When growth of the root system slows down or stops altogether at high soil temperatures, the production of cytokinins in new roots may also slow down or stop, limiting shoot growth.
Thus, decreased root growth decreases shoot growth. There is no doubt that roots, acting through a hormonal control, play a major role in the maintenance and balance of the growth of the whole tree.
In some countries, such as Chile, there has been a significant trend toward high-density planting on M.9 rootstocks in newer blocks, but semi-dwarfing rootstocks such as Malling-Merton 106 and Malling 7 are planted on new adjacent blocks.
In South Africa growers are worried that their trees on dwarfing rootstocks will be stunted in their relatively harsh summers, poor soils and restricted water supply. Growers are also worried that trees will behave differently between apples on dwarfing rootstocks such as M.9, and their commonly used semi-dwarfing MM.106 rootstock. So growers are generally not confident to embrace dwarfing rootstocks for intensive plantings.
A good understanding of the interactions between rootstocks and varieties, and climate and soil, would help growers select better rootstocks in the future.
In addition to soils and varieties, growers must consider the rootstock’s resistance to pests and diseases, such as woolly apple aphid, and crop loads.
M.9 is not resistant to woolly apple aphid. Woolly apple aphid is a much more serious pest in the milder climates in Australia than in the northern hemisphere. The attack of woolly apple aphid on trees on M.9 is accentuated because the trees are already less vigorous.
Damaged root systems of young trees severely decrease the uptake of water and nutrients by the trees. Older and more vigorous trees are less affected, but contaminated fruit and unpleasant conditions for pickers and pruners are a problem.
With the introduction and use of effective pesticides against woolly apple aphid in the past, fruit growers have been game enough to use nonresistant rootstocks, such as M.9. Withdrawal of, or restrictions on, recent pesticides may lead this pest to become economically significant once again.
With resistance developing to certain chemicals and limited availability of appropriate chemicals, biological control is needed for woolly apple aphid.
Another issue to consider: Excessive crop loads readily stall the growth of young trees on M.9. Many growers overcrop their young trees at the expense of growth of trees, because the growers are anxious to get their orchard into production and have fruit to sell.

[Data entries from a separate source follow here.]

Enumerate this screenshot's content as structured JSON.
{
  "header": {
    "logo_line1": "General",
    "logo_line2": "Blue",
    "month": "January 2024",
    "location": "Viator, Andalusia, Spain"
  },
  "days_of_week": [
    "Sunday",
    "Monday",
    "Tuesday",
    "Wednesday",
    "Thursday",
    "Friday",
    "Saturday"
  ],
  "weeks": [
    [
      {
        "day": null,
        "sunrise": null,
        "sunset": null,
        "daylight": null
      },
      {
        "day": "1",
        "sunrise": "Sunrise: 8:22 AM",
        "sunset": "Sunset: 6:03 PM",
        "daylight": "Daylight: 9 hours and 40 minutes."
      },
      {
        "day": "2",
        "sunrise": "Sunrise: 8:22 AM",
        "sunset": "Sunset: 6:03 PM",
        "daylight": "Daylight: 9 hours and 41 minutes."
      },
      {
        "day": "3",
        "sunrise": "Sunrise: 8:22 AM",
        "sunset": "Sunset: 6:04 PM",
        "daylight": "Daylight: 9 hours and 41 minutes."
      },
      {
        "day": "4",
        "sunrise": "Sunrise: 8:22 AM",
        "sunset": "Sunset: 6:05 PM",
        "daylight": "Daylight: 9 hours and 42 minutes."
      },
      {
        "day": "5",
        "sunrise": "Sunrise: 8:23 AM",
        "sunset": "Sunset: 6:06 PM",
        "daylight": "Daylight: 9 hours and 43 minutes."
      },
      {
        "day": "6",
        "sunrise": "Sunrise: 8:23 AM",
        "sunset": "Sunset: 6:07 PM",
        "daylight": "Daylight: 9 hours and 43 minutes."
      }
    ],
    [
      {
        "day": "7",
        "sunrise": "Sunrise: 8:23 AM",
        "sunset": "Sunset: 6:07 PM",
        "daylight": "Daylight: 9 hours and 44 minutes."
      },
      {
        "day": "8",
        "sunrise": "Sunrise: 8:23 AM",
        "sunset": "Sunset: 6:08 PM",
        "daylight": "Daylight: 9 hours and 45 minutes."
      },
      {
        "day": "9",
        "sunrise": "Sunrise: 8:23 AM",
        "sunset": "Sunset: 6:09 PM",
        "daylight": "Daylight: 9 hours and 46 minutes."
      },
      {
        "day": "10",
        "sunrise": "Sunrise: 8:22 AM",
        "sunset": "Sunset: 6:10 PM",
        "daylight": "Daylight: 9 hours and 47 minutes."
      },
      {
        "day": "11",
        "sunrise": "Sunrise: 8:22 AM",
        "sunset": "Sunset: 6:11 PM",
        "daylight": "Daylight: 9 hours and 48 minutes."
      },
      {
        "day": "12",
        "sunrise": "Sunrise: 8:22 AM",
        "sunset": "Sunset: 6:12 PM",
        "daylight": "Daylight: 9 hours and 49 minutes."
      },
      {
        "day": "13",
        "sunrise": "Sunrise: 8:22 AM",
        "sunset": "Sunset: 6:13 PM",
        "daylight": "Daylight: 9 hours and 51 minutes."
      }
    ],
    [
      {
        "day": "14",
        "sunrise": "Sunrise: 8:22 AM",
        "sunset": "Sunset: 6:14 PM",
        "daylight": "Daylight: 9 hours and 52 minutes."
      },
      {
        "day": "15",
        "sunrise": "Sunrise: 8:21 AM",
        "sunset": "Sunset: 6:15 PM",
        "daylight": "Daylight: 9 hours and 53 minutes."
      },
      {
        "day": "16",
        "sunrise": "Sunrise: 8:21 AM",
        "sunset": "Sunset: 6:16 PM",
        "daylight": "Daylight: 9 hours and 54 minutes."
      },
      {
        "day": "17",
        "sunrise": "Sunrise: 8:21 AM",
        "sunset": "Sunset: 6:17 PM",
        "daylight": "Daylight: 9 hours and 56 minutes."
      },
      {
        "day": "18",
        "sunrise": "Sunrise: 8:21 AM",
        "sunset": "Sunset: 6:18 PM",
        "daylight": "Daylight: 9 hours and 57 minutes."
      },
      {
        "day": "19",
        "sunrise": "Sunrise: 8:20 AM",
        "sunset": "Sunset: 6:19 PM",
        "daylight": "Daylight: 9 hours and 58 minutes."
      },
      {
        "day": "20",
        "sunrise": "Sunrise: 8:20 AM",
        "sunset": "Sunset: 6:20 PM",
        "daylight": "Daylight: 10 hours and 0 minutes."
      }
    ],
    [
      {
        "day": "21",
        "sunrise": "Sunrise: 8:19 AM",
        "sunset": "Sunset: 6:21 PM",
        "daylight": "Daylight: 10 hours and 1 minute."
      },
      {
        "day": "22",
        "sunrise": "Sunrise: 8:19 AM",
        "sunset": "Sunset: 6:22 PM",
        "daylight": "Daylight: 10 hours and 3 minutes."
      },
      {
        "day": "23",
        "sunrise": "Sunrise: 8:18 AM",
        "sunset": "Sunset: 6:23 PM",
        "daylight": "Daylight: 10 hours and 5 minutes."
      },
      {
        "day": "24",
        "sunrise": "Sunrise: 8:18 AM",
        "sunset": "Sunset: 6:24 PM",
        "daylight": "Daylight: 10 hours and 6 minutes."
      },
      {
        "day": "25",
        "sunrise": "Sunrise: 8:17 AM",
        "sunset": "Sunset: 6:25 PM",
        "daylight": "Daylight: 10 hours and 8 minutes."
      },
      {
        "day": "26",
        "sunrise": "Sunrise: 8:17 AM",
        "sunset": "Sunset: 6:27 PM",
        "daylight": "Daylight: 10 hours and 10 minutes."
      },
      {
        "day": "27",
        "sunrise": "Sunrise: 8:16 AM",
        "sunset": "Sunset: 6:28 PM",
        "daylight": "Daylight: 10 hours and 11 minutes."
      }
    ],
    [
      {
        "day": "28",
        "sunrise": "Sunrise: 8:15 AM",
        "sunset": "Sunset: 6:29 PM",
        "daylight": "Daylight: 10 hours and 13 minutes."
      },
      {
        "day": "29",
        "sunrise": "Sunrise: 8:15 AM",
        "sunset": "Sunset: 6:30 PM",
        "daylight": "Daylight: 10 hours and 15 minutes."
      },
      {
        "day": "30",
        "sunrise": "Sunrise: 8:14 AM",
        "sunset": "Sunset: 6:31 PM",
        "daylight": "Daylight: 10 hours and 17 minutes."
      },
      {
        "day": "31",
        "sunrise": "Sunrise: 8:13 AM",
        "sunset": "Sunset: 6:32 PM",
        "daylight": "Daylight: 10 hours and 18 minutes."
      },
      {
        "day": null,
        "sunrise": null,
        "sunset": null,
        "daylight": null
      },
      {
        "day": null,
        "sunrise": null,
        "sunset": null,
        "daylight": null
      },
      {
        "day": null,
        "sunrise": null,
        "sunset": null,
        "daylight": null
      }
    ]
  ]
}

Generally, fruit on trees on dwarfing rootstocks, such as M.9, tend to ripen fruit earlier than more vigorous rootstocks. Although in some years differences can be great, they cannot be predicted. Crop load has a huge effect on time of maturity and especially the rate that fruit color develops. Early heavy thinning to optimal crop loads will advance maturity of fruit.
Young apple orchards on M.9 need good nutrition for strong spring growth, and good bud break, and do not compete well for water and nutrients. With trees on M.9, light or sandy soils need to be mulched. For best results with M.9, trees need deep, fertile and well-drained soils and the best orchard management.
Where unfavorable climates and soils prevent tree growth extending further into the season, and to maximize the performance of high density apple orchards on M.9, growers may have to:
—Ridge the shallow top soil.
—Install drip irrigation (preferably subsurface and pulsating).
—Mulch the soil.
—Cover the trees with net and/or install overhead cooling.
—Plant well-feathered trees closely enough so they can quickly fill their allotted spaces and reach their maximum permissible height. •
– by Bas van den Ende and Judy Tisdall
Judy Tisdall, Ph.D., is a soil scientist, editor-in-chief of Soil & Tillage Research (Elsevier), and honorary senior lecturer in soil science at La Trobe University, Melbourne, Australia.